In 2015 and 2016, the Minnesota Legislature passed and the Governor signed what is known as the ‘Buffer Law’. This state statute requires a strip of permanent vegetation along public waters and ditches. Public waters, including streams, rivers, and lakes, will require a buffer of 50 feet; ditches operated by a public drainage authority (Kanabec County) must have a 16.5 foot buffer strip.
Kanabec SWCD is responsible for assessing compliance with requirements. We will examine aerial photography to make preliminary determinations. Those appearing to lack the required buffers will be contacted directly in early 2017. Landowners needing assistance are encouraged to contact us directly for technical guidance.
Waters Requiring Buffer Strips
The Minnesota Department of Natural Resources was tasked with creating a statewide map of all public waters and ditches.

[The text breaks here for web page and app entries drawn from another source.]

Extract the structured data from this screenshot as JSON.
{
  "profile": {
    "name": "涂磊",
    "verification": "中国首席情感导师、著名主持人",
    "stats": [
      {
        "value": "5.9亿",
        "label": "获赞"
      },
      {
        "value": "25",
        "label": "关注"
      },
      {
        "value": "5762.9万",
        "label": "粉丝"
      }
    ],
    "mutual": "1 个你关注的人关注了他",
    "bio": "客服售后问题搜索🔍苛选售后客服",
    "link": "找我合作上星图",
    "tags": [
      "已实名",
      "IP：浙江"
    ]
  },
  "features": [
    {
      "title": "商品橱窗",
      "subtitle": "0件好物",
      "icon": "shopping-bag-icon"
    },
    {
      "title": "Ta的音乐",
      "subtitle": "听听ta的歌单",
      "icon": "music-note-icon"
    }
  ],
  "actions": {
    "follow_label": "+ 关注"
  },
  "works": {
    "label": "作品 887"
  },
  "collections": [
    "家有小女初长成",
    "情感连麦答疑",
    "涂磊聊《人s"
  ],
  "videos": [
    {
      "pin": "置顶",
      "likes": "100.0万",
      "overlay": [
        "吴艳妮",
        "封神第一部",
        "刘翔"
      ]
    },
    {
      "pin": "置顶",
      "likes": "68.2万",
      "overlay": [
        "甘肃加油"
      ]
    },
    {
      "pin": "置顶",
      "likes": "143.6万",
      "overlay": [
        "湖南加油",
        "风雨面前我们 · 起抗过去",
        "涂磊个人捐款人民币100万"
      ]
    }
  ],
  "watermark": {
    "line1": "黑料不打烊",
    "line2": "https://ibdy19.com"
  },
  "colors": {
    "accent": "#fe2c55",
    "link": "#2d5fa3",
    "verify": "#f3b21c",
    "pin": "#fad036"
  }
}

Working with each county, the DNR assembled the required data and created an interactive map of waters requiring a buffer. Visit http://arcgis.dnr.state.mn.us/gis/buffersviewer/ to see the most current version.
Public waters were defined by a public process undertaken by the DNR in the early 1980’s. These waters are protected by state statute as a shared resource for all Minnesotans. The buffer legislation was enacted to limit runoff of sediment, nutrients, and chemicals from agricultural fields.
Vegetative Buffers Help Keep Water Clean and Healthy
To qualify as permanent vegetation, a buffer strip must have little to no exposed soil. Producers are permitted to graze livestock or hay the grass, so long as proper management practices are followed. Noxious weeds must be eliminated. Turf grass (mowed lawn) is similarly allowed. However, Kanabec SWCD encourages landowners to leave no-mow strips, preferably planted with native grasses and wildflowers.
Public Waters – November 1, 2017
Public Ditches – November 1, 2018
SWCD Buffer Resources